Top: The Bang Khae Rama opened in Bangkok in 1971 and was demolished in 2015. Photo: Philip Jablon / Courtesy
Sukhothai had the Ma Win Rama. In Udon Thani, it was the Vista. Suphanburians went to the Fah Siam. Across Thailand, movie palaces were the center of life for much of the 20th century, long before social media, malls or even television lured eyeballs away.
Before they met wrecking-ball destiny, many cinemas were photographed by Philiip Jablon, an American who spent over a decade documenting them at the Southeast Asia Movie Theater Project and has just published a book of their stories that explains how cinema helped shape modern Thailand.
“It was basically the living room of the community,” Jablon said. “It was where all kinds of social events took place.”
Jablon said he scoured nearly all 76 provinces to find the theaters featured in Thailand’s Movie Theaters: Relics, Ruins and the Romance of Escape, many of which were destroyed soon after he visited them.
The boom in theater construction came as war raged in Vietnam, and Thailand’s alliance with the United States reaped a large dividend of investment and development. Roads were laid to remote locations, and cinemas followed.

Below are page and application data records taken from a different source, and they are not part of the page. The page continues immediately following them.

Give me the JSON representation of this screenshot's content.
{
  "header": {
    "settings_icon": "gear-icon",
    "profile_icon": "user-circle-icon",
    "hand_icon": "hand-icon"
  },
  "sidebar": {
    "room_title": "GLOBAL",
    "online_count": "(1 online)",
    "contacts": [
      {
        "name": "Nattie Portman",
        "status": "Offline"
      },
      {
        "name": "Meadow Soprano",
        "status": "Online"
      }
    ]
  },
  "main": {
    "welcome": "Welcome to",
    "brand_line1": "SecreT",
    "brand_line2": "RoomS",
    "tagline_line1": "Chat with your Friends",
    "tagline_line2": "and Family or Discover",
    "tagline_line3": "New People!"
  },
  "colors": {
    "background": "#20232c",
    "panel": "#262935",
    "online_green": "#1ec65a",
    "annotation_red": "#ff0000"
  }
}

The theaters, many stunning examples of mid-century Thai modernism, showed films not just from Hollywood but also Hong Kong, Indonesia and elsewhere, Jablon said, introducing many Thais to the rest of the world. They also helped usher in infrastructure, ideas and consumerism that helped transform Thai society.
Hear my interview with Philip Jablon in The Coconuts Podcast
Kong Rithdee of the Thai Film Archive said Jablon’s work reconnects the current state of film culture to the past he remembers, and expands greatly upon previous efforts by the likes of Filmvirus.
“Because we grew up going to the cinemas, we grew up knowing that movies were projected on film, 35 or 16mm,” Kong said. “It’s just like young people who don’t know that telephones used to have lines attached to them.
Instead of subtitles for foreign films, they featured actors doing live dubbing of the lines and sometimes adapting the characters and stories to fit local circumstances.
In one anecdote, he recounted how the 1973 police drama Serpico was retold in Nakhon Si Thammarat with the names of its fictional corrupt cops changed to local corrupt cops. Audiences went wild over the localized version; the local police charged the dubber with defamation.
Demand was so high that theaters would often sell “standing room” tickets for people, like when The Omen opened in Bangkok in 1976. Interest for the movie at Siam Theatre, one of three Apex cinemas in Siam Square put to the torch in 2010, was so frenzied that the theater feared a riot over seats at a midnight showing.
Because films came on reels then, they made the decision to quickly rewind the first one after it showed and send someone running it over to Lido. There it was shown to another audience, while the next reel played at the Siam. Even that didn’t prove enough, so they opened their third theater, the Scala, and kept running the reels between all three.
“So you had three theaters, basically with 1,000 seats each, playing the same movie, with the same set of reels,” Jablon said.
Scala in Siam Square is the only remaining movie palace still functioning as a theater in Bangkok, and Jablon is optimistic that it survived long enough to secure a future.